Work to be completed → Each entry needs to appear again, retyped exactly as it is below.

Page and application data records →
• • • • • • •
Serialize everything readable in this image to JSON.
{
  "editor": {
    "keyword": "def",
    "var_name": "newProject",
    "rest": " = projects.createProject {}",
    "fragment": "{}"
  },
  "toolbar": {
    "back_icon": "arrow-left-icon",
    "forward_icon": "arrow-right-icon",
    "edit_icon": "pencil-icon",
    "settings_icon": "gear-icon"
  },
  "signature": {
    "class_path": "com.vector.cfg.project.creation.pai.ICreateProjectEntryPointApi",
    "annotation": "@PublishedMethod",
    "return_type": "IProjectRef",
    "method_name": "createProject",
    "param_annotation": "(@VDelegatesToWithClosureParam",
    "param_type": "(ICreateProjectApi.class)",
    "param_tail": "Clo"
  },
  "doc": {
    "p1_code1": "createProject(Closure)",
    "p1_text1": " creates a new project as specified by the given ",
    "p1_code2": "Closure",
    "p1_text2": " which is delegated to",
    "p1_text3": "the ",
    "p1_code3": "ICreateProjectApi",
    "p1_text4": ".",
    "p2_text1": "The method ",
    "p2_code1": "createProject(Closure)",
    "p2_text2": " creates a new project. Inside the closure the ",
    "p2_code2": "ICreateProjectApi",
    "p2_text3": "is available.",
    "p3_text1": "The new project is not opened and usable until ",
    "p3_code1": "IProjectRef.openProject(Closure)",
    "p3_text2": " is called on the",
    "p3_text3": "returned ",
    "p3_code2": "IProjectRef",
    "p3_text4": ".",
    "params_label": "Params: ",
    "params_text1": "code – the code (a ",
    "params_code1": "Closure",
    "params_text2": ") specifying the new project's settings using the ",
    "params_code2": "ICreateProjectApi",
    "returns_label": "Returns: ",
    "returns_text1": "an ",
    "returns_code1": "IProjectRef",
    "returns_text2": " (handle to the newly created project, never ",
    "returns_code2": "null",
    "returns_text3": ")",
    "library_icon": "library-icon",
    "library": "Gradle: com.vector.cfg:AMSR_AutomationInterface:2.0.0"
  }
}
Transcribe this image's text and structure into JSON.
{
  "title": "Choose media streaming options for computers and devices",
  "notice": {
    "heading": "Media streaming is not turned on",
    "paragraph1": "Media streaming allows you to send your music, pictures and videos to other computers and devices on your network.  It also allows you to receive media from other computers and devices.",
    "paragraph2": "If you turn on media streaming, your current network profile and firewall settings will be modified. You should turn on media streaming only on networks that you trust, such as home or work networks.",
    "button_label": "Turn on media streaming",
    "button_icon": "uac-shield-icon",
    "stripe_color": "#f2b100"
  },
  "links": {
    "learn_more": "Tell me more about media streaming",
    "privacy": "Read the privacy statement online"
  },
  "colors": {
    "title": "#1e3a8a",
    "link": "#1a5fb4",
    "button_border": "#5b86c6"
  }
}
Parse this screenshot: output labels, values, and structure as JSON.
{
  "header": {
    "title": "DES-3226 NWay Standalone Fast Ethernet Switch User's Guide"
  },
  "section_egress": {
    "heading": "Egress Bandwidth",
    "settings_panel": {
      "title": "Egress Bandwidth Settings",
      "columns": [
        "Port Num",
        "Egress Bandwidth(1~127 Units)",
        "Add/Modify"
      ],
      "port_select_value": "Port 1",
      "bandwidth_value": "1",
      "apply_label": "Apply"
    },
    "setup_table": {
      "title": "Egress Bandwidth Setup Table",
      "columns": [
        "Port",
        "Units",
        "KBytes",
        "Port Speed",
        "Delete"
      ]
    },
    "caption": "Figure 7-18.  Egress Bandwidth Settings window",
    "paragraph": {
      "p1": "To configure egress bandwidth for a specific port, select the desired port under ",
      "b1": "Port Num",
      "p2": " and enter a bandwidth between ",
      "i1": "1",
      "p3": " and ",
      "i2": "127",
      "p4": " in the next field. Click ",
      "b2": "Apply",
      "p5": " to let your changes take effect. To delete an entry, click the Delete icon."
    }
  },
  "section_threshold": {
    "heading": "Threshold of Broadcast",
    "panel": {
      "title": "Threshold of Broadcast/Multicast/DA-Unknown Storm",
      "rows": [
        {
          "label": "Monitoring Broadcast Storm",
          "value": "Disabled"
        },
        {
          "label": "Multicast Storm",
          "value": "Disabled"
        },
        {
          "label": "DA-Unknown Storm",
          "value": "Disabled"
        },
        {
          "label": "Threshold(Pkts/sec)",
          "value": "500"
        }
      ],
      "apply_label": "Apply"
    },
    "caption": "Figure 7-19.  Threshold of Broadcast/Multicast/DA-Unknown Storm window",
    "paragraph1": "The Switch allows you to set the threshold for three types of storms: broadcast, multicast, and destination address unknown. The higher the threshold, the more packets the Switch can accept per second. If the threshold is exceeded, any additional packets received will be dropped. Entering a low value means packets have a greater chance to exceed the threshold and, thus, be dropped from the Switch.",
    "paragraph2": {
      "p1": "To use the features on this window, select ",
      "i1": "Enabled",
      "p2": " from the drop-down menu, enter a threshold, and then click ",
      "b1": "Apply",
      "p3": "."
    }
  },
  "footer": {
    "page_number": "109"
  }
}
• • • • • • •
Response to the task →
Serialize everything readable in this image to JSON.
{
  "editor": {
    "keyword": "def",
    "var_name": "newProject",
    "rest": " = projects.createProject {}",
    "fragment": "{}"
  },
  "toolbar": {
    "back_icon": "arrow-left-icon",
    "forward_icon": "arrow-right-icon",
    "edit_icon": "pencil-icon",
    "settings_icon": "gear-icon"
  },
  "signature": {
    "class_path": "com.vector.cfg.project.creation.pai.ICreateProjectEntryPointApi",
    "annotation": "@PublishedMethod",
    "return_type": "IProjectRef",
    "method_name": "createProject",
    "param_annotation": "(@VDelegatesToWithClosureParam",
    "param_type": "(ICreateProjectApi.class)",
    "param_tail": "Clo"
  },
  "doc": {
    "p1_code1": "createProject(Closure)",
    "p1_text1": " creates a new project as specified by the given ",
    "p1_code2": "Closure",
    "p1_text2": " which is delegated to",
    "p1_text3": "the ",
    "p1_code3": "ICreateProjectApi",
    "p1_text4": ".",
    "p2_text1": "The method ",
    "p2_code1": "createProject(Closure)",
    "p2_text2": " creates a new project. Inside the closure the ",
    "p2_code2": "ICreateProjectApi",
    "p2_text3": "is available.",
    "p3_text1": "The new project is not opened and usable until ",
    "p3_code1": "IProjectRef.openProject(Closure)",
    "p3_text2": " is called on the",
    "p3_text3": "returned ",
    "p3_code2": "IProjectRef",
    "p3_text4": ".",
    "params_label": "Params: ",
    "params_text1": "code – the code (a ",
    "params_code1": "Closure",
    "params_text2": ") specifying the new project's settings using the ",
    "params_code2": "ICreateProjectApi",
    "returns_label": "Returns: ",
    "returns_text1": "an ",
    "returns_code1": "IProjectRef",
    "returns_text2": " (handle to the newly created project, never ",
    "returns_code2": "null",
    "returns_text3": ")",
    "library_icon": "library-icon",
    "library": "Gradle: com.vector.cfg:AMSR_AutomationInterface:2.0.0"
  }
}
Transcribe this image's text and structure into JSON.
{
  "title": "Choose media streaming options for computers and devices",
  "notice": {
    "heading": "Media streaming is not turned on",
    "paragraph1": "Media streaming allows you to send your music, pictures and videos to other computers and devices on your network.  It also allows you to receive media from other computers and devices.",
    "paragraph2": "If you turn on media streaming, your current network profile and firewall settings will be modified. You should turn on media streaming only on networks that you trust, such as home or work networks.",
    "button_label": "Turn on media streaming",
    "button_icon": "uac-shield-icon",
    "stripe_color": "#f2b100"
  },
  "links": {
    "learn_more": "Tell me more about media streaming",
    "privacy": "Read the privacy statement online"
  },
  "colors": {
    "title": "#1e3a8a",
    "link": "#1a5fb4",
    "button_border": "#5b86c6"
  }
}
Parse this screenshot: output labels, values, and structure as JSON.
{
  "header": {
    "title": "DES-3226 NWay Standalone Fast Ethernet Switch User's Guide"
  },
  "section_egress": {
    "heading": "Egress Bandwidth",
    "settings_panel": {
      "title": "Egress Bandwidth Settings",
      "columns": [
        "Port Num",
        "Egress Bandwidth(1~127 Units)",
        "Add/Modify"
      ],
      "port_select_value": "Port 1",
      "bandwidth_value": "1",
      "apply_label": "Apply"
    },
    "setup_table": {
      "title": "Egress Bandwidth Setup Table",
      "columns": [
        "Port",
        "Units",
        "KBytes",
        "Port Speed",
        "Delete"
      ]
    },
    "caption": "Figure 7-18.  Egress Bandwidth Settings window",
    "paragraph": {
      "p1": "To configure egress bandwidth for a specific port, select the desired port under ",
      "b1": "Port Num",
      "p2": " and enter a bandwidth between ",
      "i1": "1",
      "p3": " and ",
      "i2": "127",
      "p4": " in the next field. Click ",
      "b2": "Apply",
      "p5": " to let your changes take effect. To delete an entry, click the Delete icon."
    }
  },
  "section_threshold": {
    "heading": "Threshold of Broadcast",
    "panel": {
      "title": "Threshold of Broadcast/Multicast/DA-Unknown Storm",
      "rows": [
        {
          "label": "Monitoring Broadcast Storm",
          "value": "Disabled"
        },
        {
          "label": "Multicast Storm",
          "value": "Disabled"
        },
        {
          "label": "DA-Unknown Storm",
          "value": "Disabled"
        },
        {
          "label": "Threshold(Pkts/sec)",
          "value": "500"
        }
      ],
      "apply_label": "Apply"
    },
    "caption": "Figure 7-19.  Threshold of Broadcast/Multicast/DA-Unknown Storm window",
    "paragraph1": "The Switch allows you to set the threshold for three types of storms: broadcast, multicast, and destination address unknown. The higher the threshold, the more packets the Switch can accept per second. If the threshold is exceeded, any additional packets received will be dropped. Entering a low value means packets have a greater chance to exceed the threshold and, thus, be dropped from the Switch.",
    "paragraph2": {
      "p1": "To use the features on this window, select ",
      "i1": "Enabled",
      "p2": " from the drop-down menu, enter a threshold, and then click ",
      "b1": "Apply",
      "p3": "."
    }
  },
  "footer": {
    "page_number": "109"
  }
}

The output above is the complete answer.